Otherwise, Manitou’s outlook for the Summer of ’18 was all positive, with no rumors or secrets to the contrary (as far as anyone knew).
Then the hammer dropped. Within about 12 hours, word came from The Broadmoor that the cog railway would not reopen in 2018. In fact, we learned, the Broadmoor/cog/Gazette ownership headed by billionaire Philip Anschutz might not bring back the railway to Pikes Peak’s summit for up to three years … and perhaps never.
That changed everything. You can’t minimize it. One of our region’s most iconic, unique and exhilarating attractions, in business for more than a century, suddenly is shut down for the indefinite future.
Perhaps most frustrating has been the lack of detail or even basic explanations from The Broadmoor. Why such an abrupt decision? Why no warning to Colorado Springs and Manitou Springs, which stand to be impacted the most?
Why no inkling to give everyone, from the Barr Trail and Summit House operations to the Pikes Peak Highway, an idea that something this drastic might happen? Why not inform the organizers of the massive new Summit Complex construction project, due to start this year?
Nobody knew anything.
We’ve since heard maintenance problems likely have been worse than we knew. There were lots of scheduled cog trips canceled last summer, particularly early and late in the day, and not because of poor business. It was because some trains were not functioning. Also, we understand, there might have been near-accidents involving maintenance to the tracks.
Just given that unconfirmed information, it’s a little easier to understand. But still, nobody knew. The cog’s office was taking reservations for this coming summer up to the very minute when the word came.
So obviously, it would’ve helped if The Broadmoor had been more open about it. Not secretive, which suggests there might have been something to hide. From this view, the Anschutz executives owe Manitou Springs, actually the entire region and its tourism industry, a much more thorough assessment addressing all the still-unknown issues.
But it does no good now to treat this like a scandal. Manitou’s city government and business community have responded admirably, realizing they can’t move forward by wallowing in self-pity. Mayor Ken Jaray and city council have taken the right approach, looking for solutions and strategies instead of just hoping for the best.

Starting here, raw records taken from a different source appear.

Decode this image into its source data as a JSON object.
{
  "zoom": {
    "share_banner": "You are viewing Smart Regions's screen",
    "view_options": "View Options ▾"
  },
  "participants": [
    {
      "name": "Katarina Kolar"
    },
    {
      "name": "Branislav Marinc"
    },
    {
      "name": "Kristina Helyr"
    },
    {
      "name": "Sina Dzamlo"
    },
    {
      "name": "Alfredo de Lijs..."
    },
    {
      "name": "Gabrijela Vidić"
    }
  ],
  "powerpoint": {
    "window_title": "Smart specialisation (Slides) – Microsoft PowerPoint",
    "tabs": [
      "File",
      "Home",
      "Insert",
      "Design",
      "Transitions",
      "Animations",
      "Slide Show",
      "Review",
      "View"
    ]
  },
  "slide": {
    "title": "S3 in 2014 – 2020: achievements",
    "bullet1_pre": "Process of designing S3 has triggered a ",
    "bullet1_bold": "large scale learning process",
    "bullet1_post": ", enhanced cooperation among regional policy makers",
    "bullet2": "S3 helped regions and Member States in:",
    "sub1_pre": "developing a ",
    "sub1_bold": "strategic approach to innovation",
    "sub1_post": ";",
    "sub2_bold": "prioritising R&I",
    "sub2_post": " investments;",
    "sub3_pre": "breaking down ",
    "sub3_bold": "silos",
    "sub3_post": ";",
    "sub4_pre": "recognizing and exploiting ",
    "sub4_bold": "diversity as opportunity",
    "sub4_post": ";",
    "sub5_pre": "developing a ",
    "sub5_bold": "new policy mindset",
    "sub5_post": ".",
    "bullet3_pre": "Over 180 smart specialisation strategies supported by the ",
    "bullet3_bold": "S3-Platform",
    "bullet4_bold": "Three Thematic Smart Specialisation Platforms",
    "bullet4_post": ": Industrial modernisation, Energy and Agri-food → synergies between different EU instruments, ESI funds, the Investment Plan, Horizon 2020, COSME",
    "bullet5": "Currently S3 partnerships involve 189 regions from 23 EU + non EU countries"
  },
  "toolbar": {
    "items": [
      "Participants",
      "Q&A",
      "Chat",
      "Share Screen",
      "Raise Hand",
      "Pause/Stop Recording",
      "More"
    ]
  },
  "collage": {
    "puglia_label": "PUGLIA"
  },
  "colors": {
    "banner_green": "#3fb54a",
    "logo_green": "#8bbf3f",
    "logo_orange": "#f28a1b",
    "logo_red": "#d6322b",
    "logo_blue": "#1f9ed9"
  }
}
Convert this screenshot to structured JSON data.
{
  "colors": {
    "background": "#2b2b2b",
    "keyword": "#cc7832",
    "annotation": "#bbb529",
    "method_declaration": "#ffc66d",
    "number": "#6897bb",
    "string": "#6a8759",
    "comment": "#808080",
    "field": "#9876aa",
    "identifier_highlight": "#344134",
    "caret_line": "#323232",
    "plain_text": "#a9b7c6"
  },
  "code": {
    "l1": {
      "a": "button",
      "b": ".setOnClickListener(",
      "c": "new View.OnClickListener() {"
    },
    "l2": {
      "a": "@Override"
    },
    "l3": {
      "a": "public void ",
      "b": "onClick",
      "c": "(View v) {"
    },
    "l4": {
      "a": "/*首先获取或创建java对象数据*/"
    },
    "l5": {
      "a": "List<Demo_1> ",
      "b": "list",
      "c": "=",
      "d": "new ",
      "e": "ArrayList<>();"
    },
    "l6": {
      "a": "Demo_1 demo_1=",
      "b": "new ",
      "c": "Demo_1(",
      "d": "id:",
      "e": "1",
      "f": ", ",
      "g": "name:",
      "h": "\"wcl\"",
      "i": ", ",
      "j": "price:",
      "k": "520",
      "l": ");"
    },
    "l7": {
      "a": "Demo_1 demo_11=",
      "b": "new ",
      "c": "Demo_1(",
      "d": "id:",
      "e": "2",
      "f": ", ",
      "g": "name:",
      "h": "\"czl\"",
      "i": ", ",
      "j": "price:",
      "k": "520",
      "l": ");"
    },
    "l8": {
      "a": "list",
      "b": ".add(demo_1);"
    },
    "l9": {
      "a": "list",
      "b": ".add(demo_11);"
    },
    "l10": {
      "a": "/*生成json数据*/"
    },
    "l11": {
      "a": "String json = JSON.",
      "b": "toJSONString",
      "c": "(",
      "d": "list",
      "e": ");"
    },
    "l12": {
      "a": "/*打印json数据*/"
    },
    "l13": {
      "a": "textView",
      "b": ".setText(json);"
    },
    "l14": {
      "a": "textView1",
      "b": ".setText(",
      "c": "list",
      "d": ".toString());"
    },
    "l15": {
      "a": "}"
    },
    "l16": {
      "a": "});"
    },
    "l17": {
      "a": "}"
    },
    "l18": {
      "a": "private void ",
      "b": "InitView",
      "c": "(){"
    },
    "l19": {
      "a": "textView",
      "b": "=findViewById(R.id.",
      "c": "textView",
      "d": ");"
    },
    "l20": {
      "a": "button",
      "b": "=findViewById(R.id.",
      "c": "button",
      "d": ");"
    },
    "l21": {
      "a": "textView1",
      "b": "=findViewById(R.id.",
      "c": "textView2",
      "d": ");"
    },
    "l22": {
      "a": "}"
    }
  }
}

Others have even suggested that by removing the congestion of all the cars going through downtown up Ruxton Avenue to the cog, and then back again, the result will be positive for Manitou’s congestion and parking issues. Who knows, a few have said, we might not even notice an impact.
That’s not realistic. Yes, there will be impact, starting with the $500,000 or so each year that comes to Manitou Springs via taxes on cog tickets and sales at the railway’s store and concessions. That revenue is gone and won’t be redirected elsewhere in Manitou.
The best way to gauge the cog closure’s effect — other than anecdotal information from local businesses — will be Manitou’s monthly sales tax reports. But at the same time, the city should take advantage of this unpredictable time in another way.
Manitou needs to have a better idea of its real tourism numbers: The number of visitors and cars, where they’re staying and for how long, how much money they spend here, where they come from, how often they visit and more. That means being more aggressive in research and engaging visitors, not just counting cog admissions or other partial means.
Yes, it might cost some money to do that. But any top-notch economic research company, perhaps helped by college interns with need for that experience, could produce mountains of new, reliable data about our visitors. It also could become an annual priority, starting with a new baseline for the future.
And that data also could help in determining next steps, such as whether some entity might want to purchase or lease the cog and take over its operation.
As we’ve learned with the cog closure, we can’t just be naïve and count on others to let us know everything ahead of time. It also doesn’t help to stay mad or offended, though it’s worth noting, in 36 years of having Manitou Springs as part of my life, I’ve never seen the town at the foot of Pikes Peak so united in anger — even outrage — as now over the cog.
Let’s just try to direct those emotions toward a positive outcome.